Exposure to fine particulate matter (PM) is generally acknowledged to increase risk for human morbidity and mortality. However, particulate matter (PM) research has generally examined anthropogenic (industry and combustion by-products) sources with few studies considering contributions from geogenic PM (produced from the Earth by natural processes, e.g., volcanic ash, windborne ash from wildfires, and mineral dusts) or geoanthropogenic PM (produced from natural sources by processes that are modified or enhanced by human activities, e.g., dusts from lakebeds dried by human removal of water, dusts produced from areas that have undergone desertification as a result of human practices). Globally, public health concerns are mounting, related to potential increases in dust emission from climate related changes such as desertification and the associated long range as well as local health effects. Recent epidemiological studies have identified associations between far-traveled dusts from primary sources and increased morbidity and mortality in Europe and Asia.

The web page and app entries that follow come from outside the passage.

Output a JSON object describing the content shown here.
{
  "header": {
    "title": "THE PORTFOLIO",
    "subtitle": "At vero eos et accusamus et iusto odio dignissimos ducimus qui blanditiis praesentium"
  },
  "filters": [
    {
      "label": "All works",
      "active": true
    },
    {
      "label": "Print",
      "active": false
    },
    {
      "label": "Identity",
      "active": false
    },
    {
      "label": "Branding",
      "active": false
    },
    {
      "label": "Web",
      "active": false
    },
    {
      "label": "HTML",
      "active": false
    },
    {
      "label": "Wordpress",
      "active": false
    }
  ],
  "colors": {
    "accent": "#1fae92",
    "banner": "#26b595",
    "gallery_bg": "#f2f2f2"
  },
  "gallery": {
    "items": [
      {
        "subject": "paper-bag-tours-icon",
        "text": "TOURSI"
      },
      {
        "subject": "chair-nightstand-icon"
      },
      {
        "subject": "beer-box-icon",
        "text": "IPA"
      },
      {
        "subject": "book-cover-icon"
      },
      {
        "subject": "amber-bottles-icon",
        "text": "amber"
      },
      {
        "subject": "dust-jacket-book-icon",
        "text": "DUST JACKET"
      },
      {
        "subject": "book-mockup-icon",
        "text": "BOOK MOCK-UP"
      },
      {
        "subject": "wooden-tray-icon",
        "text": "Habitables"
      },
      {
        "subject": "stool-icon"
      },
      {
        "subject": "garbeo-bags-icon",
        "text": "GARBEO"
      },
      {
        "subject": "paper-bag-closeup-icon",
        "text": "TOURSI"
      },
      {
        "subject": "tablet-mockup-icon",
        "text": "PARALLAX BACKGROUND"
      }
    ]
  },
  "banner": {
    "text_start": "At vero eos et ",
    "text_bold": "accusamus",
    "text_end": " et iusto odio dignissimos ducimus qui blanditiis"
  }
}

This paper provides an outline of public health research and history as it relates to naturally occurring inorganic mineral dusts. We summarize results of current public health research and describe some of the many challenges related to understanding health effects from exposures to dust aerosols.

Publication Year 2013
Title The role of airborne mineral dusts in human disease
DOI 10.1016/j.aeolia.2012.12.001
Authors Suzette A. Morman, Geoffrey S. Plumlee
Publication Type Article
Publication Subtype Journal Article
Series Title Aeolian Research
Index ID 70189083
Record Source USGS Publications Warehouse
USGS Organization Crustal Geophysics and Geochemistry Science Center